"A lot of times you have to make people feel comfortable with doing things different," said Annie Caraccio, a chemical engineer at Kennedy whose work includes research on a reactor that turns trash in space into usable oxygen, water and methane.
Phillip Harris of NASA's Johnson Space Center in Houston joined the session from Moscow where he was supporting the latest Expedition crew launching to the International Space Station.
His advice for young professionals at the agency: "Just by talking to people and not being afraid to go ask someone has been very helpful."
Both said the people they've met at NASA have had a singular purpose and are devoted to space exploration. That sense of purpose helped them as they came in, since they were both just starting as the space shuttle fleet was retiring.
"The people at NASA are so passionate and have good attitudes and will get through anything and are very resilient," Caraccio said.
"I found people at NASA who know that no matter where we are going, we are going somewhere amazing," Harris said.

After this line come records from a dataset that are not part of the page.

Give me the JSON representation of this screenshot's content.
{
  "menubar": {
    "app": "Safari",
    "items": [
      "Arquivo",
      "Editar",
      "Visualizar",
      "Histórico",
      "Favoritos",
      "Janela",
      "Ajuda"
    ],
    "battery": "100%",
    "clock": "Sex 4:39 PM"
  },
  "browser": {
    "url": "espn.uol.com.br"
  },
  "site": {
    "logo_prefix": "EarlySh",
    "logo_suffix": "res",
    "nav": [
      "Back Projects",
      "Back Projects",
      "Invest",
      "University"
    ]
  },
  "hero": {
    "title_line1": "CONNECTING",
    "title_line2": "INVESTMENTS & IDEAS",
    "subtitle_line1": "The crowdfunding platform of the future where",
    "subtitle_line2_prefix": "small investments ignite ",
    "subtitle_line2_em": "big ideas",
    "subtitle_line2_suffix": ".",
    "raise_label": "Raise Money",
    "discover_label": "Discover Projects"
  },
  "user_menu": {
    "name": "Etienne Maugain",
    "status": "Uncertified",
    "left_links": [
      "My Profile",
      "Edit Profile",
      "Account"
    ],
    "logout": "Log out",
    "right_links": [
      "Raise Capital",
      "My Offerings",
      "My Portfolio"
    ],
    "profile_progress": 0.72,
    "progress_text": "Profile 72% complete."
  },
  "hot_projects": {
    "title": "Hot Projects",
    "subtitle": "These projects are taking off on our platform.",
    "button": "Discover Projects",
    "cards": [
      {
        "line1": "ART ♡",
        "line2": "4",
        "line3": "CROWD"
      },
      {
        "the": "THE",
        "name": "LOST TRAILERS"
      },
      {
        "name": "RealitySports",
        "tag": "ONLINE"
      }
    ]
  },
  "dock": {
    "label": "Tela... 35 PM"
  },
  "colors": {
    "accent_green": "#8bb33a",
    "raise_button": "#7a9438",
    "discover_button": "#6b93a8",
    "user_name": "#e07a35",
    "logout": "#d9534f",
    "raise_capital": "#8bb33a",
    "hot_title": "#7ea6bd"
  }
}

The interview closed a week of specialized interviews at Kennedy for the NASA academy. Ed Hoffman, the agency's chief knowledge officer, said the sessions give the workforce a chance to think about the steps they have taken and consider how much is done.
"One goal is to share knowledge, what are people thinking about, what are they working on, and the second is to make us as an organization be more reflective," Hoffman said. "We're always running. Let's stop and reflect on what we're doing."
The interviews included Bob Cabana, Kennedy's director, former shuttle launch director Bob Sieck, Commercial Crew Program managers and managers of the engineering lab at Kennedy called Swamp Works.
"There's so many great stories and so much great science at Kennedy," Hoffman said. "It's been great."